But the men of the Danville Artillery paid a high price for their part in the victory.
The wounded Captain Wooding was taken to the rear, to Belvoir, the home of Thomas Yerby, which was being used as a field hospital. Here he would linger for weeks, suffering painfully. He eventually died on February 1, 1863.
General Maxcy Gregg was also brought to Belvoir that day, mortally wounded. General Jackson visited him as he was dying, in a scene depicted in the movie Gods and Generals.
After his death Captain Wooding’s body was returned to Danville, where he was buried in the Green Hill cemetery.
His younger brother Harry survived the war and went on to serve as Danville’s mayor for nearly 50 years.
Twenty four years old when he died, George Wooding was never married.
At the County Court held for the County of Pittsylvania at the Court House thereof on Monday the 16th day of February, 1863
The following Preamble & Resolutions were, on the motion of Charles E. Dabney and by the unanimous wish of the bar, adopted by the Court and ordered to be entered on record.

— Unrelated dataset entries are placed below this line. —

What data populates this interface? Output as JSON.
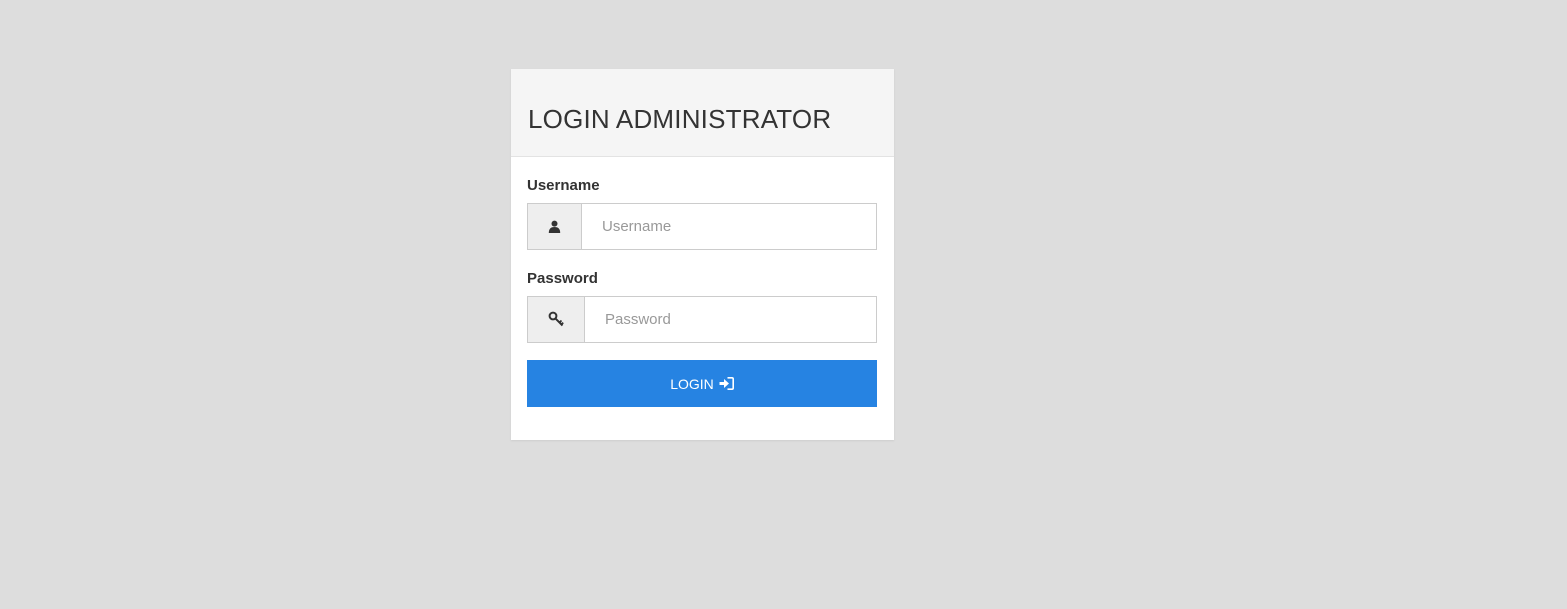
{
  "panel": {
    "title": "LOGIN ADMINISTRATOR"
  },
  "username": {
    "label": "Username",
    "placeholder": "Username",
    "icon": "user-icon"
  },
  "password": {
    "label": "Password",
    "placeholder": "Password",
    "icon": "key-icon"
  },
  "login_button": {
    "label": "LOGIN",
    "icon": "sign-in-icon"
  },
  "colors": {
    "background": "#dddddd",
    "button": "#2683e2",
    "header": "#f5f5f5"
  }
}
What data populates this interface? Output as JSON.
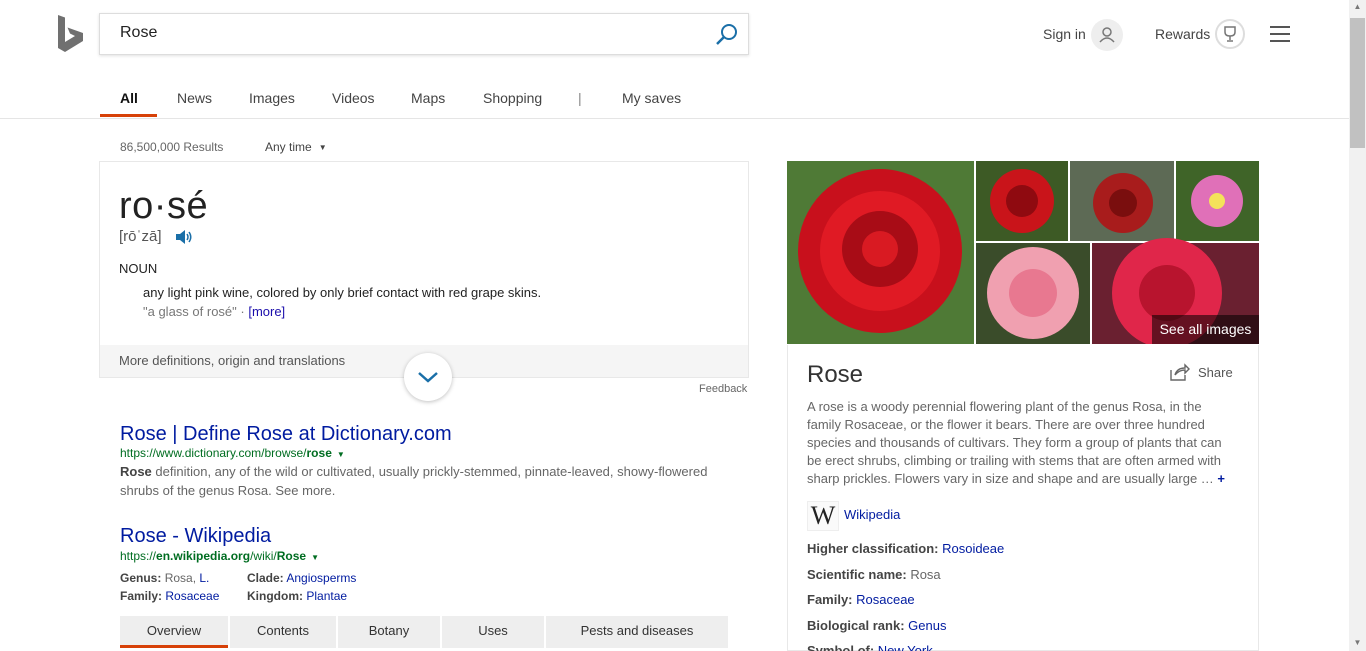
{
  "search": {
    "query": "Rose"
  },
  "header": {
    "sign_in": "Sign in",
    "rewards": "Rewards"
  },
  "tabs": [
    "All",
    "News",
    "Images",
    "Videos",
    "Maps",
    "Shopping",
    "|",
    "My saves"
  ],
  "meta": {
    "result_count": "86,500,000 Results",
    "time_filter": "Any time"
  },
  "dictionary": {
    "word": "ro·sé",
    "pronunciation": "[rōˈzā]",
    "part_of_speech": "NOUN",
    "definition": "any light pink wine, colored by only brief contact with red grape skins.",
    "example": "\"a glass of rosé\" · ",
    "more": "[more]",
    "more_definitions": "More definitions, origin and translations",
    "feedback": "Feedback"
  },
  "results": [
    {
      "title": "Rose | Define Rose at Dictionary.com",
      "url_prefix": "https://www.dictionary.com/browse/",
      "url_bold": "rose",
      "snippet_bold": "Rose",
      "snippet": " definition, any of the wild or cultivated, usually prickly-stemmed, pinnate-leaved, showy-flowered shrubs of the genus Rosa. See more."
    },
    {
      "title": "Rose - Wikipedia",
      "url_prefix": "https://",
      "url_bold1": "en.wikipedia.org",
      "url_mid": "/wiki/",
      "url_bold2": "Rose",
      "facts": {
        "genus_label": "Genus:",
        "genus_value": "Rosa, ",
        "genus_link": "L.",
        "family_label": "Family:",
        "family_link": "Rosaceae",
        "clade_label": "Clade:",
        "clade_link": "Angiosperms",
        "kingdom_label": "Kingdom:",
        "kingdom_link": "Plantae"
      },
      "tabs": [
        "Overview",
        "Contents",
        "Botany",
        "Uses",
        "Pests and diseases"
      ]
    }
  ],
  "knowledge": {
    "see_all": "See all images",
    "title": "Rose",
    "share": "Share",
    "description": "A rose is a woody perennial flowering plant of the genus Rosa, in the family Rosaceae, or the flower it bears. There are over three hundred species and thousands of cultivars. They form a group of plants that can be erect shrubs, climbing or trailing with stems that are often armed with sharp prickles. Flowers vary in size and shape and are usually large … ",
    "plus": "+",
    "wiki_logo": "W",
    "wiki_link": "Wikipedia",
    "facts": [
      {
        "label": "Higher classification: ",
        "value": "Rosoideae",
        "link": true
      },
      {
        "label": "Scientific name: ",
        "value": "Rosa",
        "link": false
      },
      {
        "label": "Family: ",
        "value": "Rosaceae",
        "link": true
      },
      {
        "label": "Biological rank: ",
        "value": "Genus",
        "link": true
      },
      {
        "label": "Symbol of: ",
        "value": "New York",
        "link": true
      }
    ]
  }
}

Whereas, intelligence has been received of the death from wounds received at the battle of Fredericksburg of Capt. George W. Wooding of the Danville Artillery, a citizen of this county and a member of the bar, it is resolved
1st, That this Court as a representative of the county recognizing the propriety of expressing in some formal and authentic mode the high appreciation which the people of Pittsylvania have for those of their fellow citizens who have lost their lives in battle with distinction in defense of the Southern cause, doth with pleasure and pride bear testimony to the fact that Capt. Wooding has served faithfully & gallantly in the Confederate Army since the commencement of this war; that his conduct on the bloody battlefield where he received his death wound was so brilliant, soldierly and devoted as to elicit the applause of the whole of the Army; that it has filled the hearts of his fellow countrymen with admiration for his fame and sorrow for his early though glorious death.
2nd, That this court, the bar concurring, doth deeply deplore the loss of so gallant a spirit and doth offer to his bereaved family the assurance of their profound sympathy.
3rd, That the foregoing preamble and resolutions be spread on the records and that the Clerk of this Court forward a copy thereof to the family of Capt. Wooding and a copy to the Danville papers for publication.
L. Scruggs, Clerk
In addition to Captain Wooding, at least 15 other men of the Danville Artillery were wounded at Fredericksburg. I have only been able to identify six of them:
Benjamin Walton. A 25 year old carpenter. While home on furlough, recovering from his wound, he married Sarah Edmunds of Caswell County. He eventually rejoined the unit and was captured at Ft. Gregg in Petersburg in April, 1865 and sent to Point Lookout prison. After the war he returned to Pittsylvania County, marrying his second wife Tabitha in Pittsylvania County in 1872. He died in 1889.
Isaac Bowman. He returned to duty in September, 1863. He was captured in Farmville on April 6, 1865 and sent to City Point Prison.
George Skelton. He was struck in the hip by a minie ball. A 24 year old farmer, he was wounded again at Spotsylvania Court House in May, 1864. He was paroled at Appomattox when the army surrendered.
John S. Owen. A 21 year old stage driver, he was captured at Petersburg on April 3, 1865 and sent to Harts Island prison. He lived in Pittsylvania County after the war.
Lt. Joseph Jones. A 35 year old machinist, he was seriously wounded, but survived. After recovering, he served out the remainder of the war in the Ordnance Department and later as a blacksmith.
James K. Phillips. A 19 year old day laborer, he suffered a serious concussion early in the battle. He was again wounded at Mattahony Creek on May 24, 1864. After the war he went to college and became a lawyer in the Shenandoah valley. He married Emily Litten and died in 1908 at age 55.